As a young sauté cook working in a fancy kitchen, my biggest worry was that when I was making each entrée in the pan, and creating its accompanying sauce in the same pan, that my sauce would break and I would have to start everything over again. (As well as infuriate the chef!).
For example, I would beautifully sauté a filet of cod and then sweat bullets as I prepared its accompanying lemon-butter sauce in the same pan because lemon and butter are notoriously difficult to mix together without breakage.
Over time I have learned how to make flavorful and smooth sauces that don't easily break (without using unwanted ingredients like flour or cornstarch). For the above example, I have learned that adding a little fumet (reduced fish stock) to the lemon butter sauce at the end of the cooking process prevents breakage and also adds flavor.
Using Fumet to thicken your sauce
1) Fumet (center) is added to lemon butter sauce to both thicken and flavor it
2) After reducing sauce, flame is shut off and parsley is added for color
Fumet- thickened Lemon Butter Sauce is ladled on the fish filet
In my upcoming book I will walk you through all the steps involved in making delicious sauces in the same pan that you cooked your chicken, fish, or meat.
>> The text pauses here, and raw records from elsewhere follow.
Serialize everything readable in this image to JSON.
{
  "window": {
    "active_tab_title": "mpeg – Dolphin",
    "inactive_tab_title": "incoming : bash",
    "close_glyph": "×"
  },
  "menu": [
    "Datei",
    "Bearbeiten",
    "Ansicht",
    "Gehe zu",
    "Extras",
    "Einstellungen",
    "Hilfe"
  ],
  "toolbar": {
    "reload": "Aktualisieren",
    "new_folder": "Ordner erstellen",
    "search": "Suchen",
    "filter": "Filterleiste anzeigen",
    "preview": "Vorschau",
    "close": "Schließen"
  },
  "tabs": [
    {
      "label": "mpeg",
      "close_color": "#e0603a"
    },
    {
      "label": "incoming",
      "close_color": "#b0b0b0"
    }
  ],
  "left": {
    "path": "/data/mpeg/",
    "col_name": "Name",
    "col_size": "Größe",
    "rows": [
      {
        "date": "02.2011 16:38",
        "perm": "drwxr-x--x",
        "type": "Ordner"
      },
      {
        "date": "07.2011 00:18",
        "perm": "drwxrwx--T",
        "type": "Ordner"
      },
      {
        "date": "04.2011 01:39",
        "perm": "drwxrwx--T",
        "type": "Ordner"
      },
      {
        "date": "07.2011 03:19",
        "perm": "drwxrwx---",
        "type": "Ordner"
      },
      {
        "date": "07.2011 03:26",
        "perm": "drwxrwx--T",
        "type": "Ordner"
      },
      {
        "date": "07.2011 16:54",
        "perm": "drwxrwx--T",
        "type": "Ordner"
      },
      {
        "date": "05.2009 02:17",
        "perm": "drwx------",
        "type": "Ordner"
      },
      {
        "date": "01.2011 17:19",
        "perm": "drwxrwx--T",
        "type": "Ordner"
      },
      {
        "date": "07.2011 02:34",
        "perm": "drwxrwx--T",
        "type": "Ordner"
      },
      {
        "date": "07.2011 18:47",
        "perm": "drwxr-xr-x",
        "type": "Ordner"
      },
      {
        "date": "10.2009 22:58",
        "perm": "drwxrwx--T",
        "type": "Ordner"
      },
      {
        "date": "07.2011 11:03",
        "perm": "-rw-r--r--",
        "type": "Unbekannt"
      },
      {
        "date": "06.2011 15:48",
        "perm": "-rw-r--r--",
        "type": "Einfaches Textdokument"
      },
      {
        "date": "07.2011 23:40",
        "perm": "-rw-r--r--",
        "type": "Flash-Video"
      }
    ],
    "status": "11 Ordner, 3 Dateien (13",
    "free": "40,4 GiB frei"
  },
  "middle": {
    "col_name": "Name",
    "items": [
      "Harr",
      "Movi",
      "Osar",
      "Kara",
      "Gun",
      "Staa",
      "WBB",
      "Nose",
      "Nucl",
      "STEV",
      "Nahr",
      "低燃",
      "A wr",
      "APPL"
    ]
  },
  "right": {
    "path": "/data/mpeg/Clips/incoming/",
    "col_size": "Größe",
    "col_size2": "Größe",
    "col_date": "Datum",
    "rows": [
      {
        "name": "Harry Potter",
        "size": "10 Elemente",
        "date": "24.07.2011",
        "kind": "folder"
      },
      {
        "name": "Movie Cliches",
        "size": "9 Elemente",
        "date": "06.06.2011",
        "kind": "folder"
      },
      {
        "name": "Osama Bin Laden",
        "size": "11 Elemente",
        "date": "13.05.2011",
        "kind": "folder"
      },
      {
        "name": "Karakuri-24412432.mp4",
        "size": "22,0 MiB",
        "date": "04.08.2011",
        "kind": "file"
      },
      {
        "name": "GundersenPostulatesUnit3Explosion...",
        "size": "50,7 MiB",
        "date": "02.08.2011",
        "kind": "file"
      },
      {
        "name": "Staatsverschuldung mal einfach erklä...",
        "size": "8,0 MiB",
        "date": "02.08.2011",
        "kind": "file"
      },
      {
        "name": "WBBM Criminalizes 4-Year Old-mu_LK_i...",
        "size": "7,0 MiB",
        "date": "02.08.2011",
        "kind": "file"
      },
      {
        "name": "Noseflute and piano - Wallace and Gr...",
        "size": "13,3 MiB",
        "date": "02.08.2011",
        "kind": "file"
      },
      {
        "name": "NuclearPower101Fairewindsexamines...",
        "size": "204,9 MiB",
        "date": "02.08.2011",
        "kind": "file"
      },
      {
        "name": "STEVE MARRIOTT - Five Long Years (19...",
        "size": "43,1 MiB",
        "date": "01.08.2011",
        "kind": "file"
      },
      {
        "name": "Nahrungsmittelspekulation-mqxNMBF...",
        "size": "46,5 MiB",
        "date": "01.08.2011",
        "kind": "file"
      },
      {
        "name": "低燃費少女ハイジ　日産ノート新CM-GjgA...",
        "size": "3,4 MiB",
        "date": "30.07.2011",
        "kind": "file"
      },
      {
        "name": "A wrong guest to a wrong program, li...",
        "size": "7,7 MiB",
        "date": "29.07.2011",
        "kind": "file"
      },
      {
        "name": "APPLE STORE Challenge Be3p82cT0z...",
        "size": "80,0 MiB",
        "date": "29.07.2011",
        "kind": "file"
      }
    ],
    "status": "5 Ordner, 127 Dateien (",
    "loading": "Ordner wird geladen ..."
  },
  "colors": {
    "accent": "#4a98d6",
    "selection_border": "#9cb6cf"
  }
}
Nothing beats the flavor and quality of a freshly made sauce!
Brent Littlefield has worked as a chef de cuisine, pastry chef, saucier, and sous chef, for more than 25 years in San Francisco, San Diego, and Las Vegas.